Eat it for breakfast with scrambled eggs and bacon! Sure beats cold cereal!
This is what’s over my kitchen range, smack in the center of the house. Hard to miss, that is.
I found this plate a long time ago. It was already broken and mended by a previous owner who perhaps loved the sentiment as much as I do.
You can find these plates pretty easily. Janeray has one at This Old Row House, too, with a much cuter design than mine. (Post a picture, Jane!) The saying must have been popular in the ’50s and ’60s, maybe as a way to shrug off your sink full of dirty dishes or your piles of unfolded laundry or your neatnik mother-in-law’s raised eyebrows.
For me, though, this plate is a sassy retort to all the lifestyle “experts” out there. Why do they get to say which colors are hot this season, what clothes are in style, what projects are worth making? I don’t know those people and they don’t know me. Why should their opinions carry so much as the weight of a raisin in MY house?
They say pale neutrals are fashionable. I paint my rooms sunny yellow and deep green and hot peach. This is my house, I’ll do as I darn please.
They say the “in” color is emerald. I’m wearing my favorite pale aqua cardigan, with battered jeans and a vintage Vera scarf. This is my house, I’ll do as I darn please.
They say vintage china should be perfect, or don’t bother buying it. I’m totally keeping that broken-and-mended plate over my stove. This is my house, I’ll do as I darn please!
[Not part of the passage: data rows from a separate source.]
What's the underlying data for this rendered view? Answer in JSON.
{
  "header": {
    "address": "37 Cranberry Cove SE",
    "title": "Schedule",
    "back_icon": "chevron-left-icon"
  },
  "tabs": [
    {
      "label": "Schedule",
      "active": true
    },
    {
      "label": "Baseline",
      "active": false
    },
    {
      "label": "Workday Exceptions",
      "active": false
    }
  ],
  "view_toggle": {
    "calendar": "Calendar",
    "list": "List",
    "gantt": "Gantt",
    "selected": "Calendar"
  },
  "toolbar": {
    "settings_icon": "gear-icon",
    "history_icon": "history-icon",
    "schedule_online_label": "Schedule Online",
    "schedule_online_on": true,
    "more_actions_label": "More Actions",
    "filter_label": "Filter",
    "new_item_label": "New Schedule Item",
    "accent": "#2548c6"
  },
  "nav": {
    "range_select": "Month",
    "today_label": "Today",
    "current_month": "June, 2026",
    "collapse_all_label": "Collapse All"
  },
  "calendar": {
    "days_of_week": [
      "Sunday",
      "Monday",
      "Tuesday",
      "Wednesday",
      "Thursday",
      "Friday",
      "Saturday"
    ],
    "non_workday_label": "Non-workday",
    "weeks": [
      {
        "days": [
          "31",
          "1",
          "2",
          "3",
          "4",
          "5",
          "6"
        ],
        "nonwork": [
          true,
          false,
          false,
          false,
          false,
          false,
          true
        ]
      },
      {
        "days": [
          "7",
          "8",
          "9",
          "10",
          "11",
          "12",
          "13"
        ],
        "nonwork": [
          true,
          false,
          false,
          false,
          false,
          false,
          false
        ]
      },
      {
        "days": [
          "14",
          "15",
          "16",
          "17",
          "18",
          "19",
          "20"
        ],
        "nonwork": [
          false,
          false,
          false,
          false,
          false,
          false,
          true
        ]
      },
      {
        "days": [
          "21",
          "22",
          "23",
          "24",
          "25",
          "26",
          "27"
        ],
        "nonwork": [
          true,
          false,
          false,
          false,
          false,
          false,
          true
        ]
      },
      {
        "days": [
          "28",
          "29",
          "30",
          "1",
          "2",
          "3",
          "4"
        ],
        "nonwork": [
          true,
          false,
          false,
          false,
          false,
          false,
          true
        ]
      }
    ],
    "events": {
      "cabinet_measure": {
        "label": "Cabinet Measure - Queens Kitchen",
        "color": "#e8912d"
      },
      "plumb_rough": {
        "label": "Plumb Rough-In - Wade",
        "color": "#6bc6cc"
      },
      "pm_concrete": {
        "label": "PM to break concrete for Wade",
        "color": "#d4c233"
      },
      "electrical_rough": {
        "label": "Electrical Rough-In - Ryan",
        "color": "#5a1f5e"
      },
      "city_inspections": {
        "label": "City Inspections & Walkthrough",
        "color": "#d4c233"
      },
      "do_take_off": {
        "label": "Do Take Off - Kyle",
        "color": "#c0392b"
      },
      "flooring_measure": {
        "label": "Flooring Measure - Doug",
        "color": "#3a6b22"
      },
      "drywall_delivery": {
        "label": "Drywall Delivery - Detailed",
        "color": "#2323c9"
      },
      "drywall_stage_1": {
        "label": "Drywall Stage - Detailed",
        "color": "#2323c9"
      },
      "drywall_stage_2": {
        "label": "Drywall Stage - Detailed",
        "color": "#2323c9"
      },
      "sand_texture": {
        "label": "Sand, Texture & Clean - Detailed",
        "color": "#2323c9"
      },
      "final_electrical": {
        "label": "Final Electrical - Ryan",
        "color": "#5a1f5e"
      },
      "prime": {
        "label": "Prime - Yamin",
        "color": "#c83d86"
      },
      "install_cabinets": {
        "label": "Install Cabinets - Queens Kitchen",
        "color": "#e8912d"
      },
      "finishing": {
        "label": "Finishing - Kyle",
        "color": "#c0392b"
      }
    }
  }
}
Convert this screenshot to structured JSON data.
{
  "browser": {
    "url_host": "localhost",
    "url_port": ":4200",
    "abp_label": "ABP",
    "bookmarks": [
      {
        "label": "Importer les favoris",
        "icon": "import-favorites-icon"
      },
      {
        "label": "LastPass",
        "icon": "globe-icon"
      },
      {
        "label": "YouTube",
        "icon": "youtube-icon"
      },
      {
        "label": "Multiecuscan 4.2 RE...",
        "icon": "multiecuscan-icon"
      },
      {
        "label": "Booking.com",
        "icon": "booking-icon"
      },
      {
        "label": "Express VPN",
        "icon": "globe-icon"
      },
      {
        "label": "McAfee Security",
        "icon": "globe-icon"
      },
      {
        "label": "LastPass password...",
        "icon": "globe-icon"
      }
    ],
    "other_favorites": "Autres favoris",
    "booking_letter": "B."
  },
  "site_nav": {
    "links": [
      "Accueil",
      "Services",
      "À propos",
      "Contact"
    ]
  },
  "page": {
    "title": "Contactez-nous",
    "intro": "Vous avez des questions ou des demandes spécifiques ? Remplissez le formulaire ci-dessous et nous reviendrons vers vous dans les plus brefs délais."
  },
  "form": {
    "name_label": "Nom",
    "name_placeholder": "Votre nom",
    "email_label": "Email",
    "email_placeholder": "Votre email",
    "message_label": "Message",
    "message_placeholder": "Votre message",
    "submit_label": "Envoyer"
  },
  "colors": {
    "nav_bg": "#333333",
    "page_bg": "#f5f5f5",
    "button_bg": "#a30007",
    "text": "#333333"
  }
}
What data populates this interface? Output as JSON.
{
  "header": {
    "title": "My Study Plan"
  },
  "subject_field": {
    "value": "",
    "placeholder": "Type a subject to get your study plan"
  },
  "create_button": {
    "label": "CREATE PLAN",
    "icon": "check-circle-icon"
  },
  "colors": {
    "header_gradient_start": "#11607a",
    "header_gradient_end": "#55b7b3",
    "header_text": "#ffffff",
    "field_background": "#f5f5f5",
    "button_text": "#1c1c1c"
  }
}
What are you doing at your house to proclaim your independence from other people’s taste?